My first-grade son is working on presentations each week (in French, nonetheless), so we’re trying to help him be a better speaker. I guess it’s working, because he got a “check plus” on his last assignment! Here are some tips you can use, no matter what grade you’re in.
1. Practice, Practice, Practice
Even if you’ve talked on a topic before, go over it a few times for each presentation you have. I make a point of going through my entire presentation, slides and all, to ensure that I know what to say on each and allow plenty of time for questions and comments throughout. The more you practice it, the less you have to use your notes.
2. Don’t Read Notes
Speaking of those notes, don’t use them. Consider them your safety blanket, but you should know your presentation well enough to not use them much. If you’re new to public speaking, you may want to start out using them, but the less you do, the more confident you’ll appear, even if it’s not true.
3. E. Nun. Ci. Ate.
I talk really fast when I’m excited. Which is all of the time. But I have to make a deliberate effort to slow down when I give a speech or teach a seminar. I have a very different tempo when I’m speaking in front of a crowd. Q&A? That’s a different story.
I was in plays in high school, and we learned this alliterative tool to help us speak clearly onstage (I actually didn’t know its origins until I looked it up here):
So now before a presentation I say this, fully stretching my lips and enunciating every word. Not in front of the crowd. In private.
4. Have a Good Presentation
You probably don’t want people staring at you for 45 minutes, so you’ll need an appealing presentation to divert attention away from you and onto the topic at hand. Sounds like my next blog topic. Keep the text short and include images for appeal. Ensure that all text is the same size and font.
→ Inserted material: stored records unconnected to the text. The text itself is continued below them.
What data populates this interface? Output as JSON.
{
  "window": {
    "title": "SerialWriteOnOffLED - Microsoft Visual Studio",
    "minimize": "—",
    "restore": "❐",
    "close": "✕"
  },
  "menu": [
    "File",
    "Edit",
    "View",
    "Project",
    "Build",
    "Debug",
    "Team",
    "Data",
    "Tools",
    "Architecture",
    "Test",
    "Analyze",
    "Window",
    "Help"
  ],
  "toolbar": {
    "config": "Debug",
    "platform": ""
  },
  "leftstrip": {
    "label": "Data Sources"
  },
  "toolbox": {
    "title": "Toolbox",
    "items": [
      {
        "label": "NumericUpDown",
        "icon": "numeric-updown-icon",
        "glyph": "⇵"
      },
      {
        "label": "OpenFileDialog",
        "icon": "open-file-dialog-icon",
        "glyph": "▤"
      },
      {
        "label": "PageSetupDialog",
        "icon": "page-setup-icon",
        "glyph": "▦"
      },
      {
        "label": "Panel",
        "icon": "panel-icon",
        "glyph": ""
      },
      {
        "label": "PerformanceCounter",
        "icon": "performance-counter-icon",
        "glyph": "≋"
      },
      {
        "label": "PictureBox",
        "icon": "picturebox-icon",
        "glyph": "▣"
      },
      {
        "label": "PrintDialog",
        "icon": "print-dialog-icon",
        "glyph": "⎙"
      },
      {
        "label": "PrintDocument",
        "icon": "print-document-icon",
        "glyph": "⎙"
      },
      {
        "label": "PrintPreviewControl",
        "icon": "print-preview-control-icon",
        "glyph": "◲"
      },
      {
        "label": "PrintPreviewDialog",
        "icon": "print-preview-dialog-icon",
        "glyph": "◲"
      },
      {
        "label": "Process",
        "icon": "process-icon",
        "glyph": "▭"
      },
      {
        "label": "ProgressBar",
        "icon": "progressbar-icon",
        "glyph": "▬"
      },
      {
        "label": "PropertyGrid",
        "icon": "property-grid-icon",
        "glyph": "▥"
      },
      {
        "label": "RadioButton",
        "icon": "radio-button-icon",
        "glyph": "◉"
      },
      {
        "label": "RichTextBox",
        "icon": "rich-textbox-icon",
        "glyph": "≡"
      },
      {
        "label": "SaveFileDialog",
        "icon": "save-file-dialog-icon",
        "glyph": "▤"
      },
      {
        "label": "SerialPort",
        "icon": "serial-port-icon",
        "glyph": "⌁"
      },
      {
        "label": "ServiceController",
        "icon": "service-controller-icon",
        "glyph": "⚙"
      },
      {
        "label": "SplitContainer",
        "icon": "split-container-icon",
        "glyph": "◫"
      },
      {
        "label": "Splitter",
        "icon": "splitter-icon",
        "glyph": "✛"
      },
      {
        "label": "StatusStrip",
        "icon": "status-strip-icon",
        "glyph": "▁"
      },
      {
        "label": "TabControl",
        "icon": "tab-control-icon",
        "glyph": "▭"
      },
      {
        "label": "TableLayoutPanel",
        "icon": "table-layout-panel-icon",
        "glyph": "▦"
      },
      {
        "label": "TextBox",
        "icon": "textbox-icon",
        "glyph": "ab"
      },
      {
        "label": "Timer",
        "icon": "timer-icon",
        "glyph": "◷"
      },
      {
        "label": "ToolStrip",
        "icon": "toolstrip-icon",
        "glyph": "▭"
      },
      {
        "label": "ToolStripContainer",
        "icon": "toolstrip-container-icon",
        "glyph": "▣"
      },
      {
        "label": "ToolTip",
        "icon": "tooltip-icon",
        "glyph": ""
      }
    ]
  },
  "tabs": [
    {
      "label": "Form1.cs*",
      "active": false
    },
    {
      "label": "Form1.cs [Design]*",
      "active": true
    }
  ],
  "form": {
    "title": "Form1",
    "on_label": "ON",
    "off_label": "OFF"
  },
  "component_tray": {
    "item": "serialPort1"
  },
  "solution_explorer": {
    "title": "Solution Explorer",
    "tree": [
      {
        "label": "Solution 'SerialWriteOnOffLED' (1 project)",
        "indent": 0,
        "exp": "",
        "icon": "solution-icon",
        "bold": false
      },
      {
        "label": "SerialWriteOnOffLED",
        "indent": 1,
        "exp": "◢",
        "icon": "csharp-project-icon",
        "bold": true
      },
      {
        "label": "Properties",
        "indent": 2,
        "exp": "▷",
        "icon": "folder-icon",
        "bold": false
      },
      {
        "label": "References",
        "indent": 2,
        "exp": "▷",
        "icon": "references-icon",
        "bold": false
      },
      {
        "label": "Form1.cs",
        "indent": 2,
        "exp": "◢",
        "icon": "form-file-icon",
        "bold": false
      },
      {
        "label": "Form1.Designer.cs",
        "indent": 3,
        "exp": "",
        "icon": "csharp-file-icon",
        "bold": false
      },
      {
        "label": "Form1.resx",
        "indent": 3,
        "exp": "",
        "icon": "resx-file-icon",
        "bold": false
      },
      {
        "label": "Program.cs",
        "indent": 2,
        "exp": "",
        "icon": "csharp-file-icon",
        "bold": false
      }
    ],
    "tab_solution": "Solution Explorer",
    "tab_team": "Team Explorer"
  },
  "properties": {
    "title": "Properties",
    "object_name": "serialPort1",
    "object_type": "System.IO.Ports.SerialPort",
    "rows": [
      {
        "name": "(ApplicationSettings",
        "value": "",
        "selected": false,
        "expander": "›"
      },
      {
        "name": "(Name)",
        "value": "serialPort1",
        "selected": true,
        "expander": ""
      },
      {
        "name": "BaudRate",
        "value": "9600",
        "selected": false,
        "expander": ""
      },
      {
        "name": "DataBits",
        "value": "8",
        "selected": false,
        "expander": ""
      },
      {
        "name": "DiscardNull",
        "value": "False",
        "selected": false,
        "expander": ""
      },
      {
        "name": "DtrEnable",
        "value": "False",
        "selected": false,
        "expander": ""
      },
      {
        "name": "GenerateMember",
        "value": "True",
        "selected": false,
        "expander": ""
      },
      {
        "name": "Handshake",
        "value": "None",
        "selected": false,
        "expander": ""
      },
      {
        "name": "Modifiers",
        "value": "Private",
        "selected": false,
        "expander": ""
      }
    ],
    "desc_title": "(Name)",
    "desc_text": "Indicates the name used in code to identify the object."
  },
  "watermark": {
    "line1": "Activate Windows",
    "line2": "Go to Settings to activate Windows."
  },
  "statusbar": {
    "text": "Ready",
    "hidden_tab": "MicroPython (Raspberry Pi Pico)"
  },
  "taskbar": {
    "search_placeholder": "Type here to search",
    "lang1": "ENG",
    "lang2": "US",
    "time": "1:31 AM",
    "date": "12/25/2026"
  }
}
5. Teach ‘Em Something
The point of sitting through a seminar is to
get out of work learn something. So give them something they didn’t have when they walked in, knowledgewise. People love actionable items, so give them something to do as soon as they get back to the office. Make them as excited as you are about your topic.
Photo: Flickr user TheSeafarer. Creative Commons 2.0.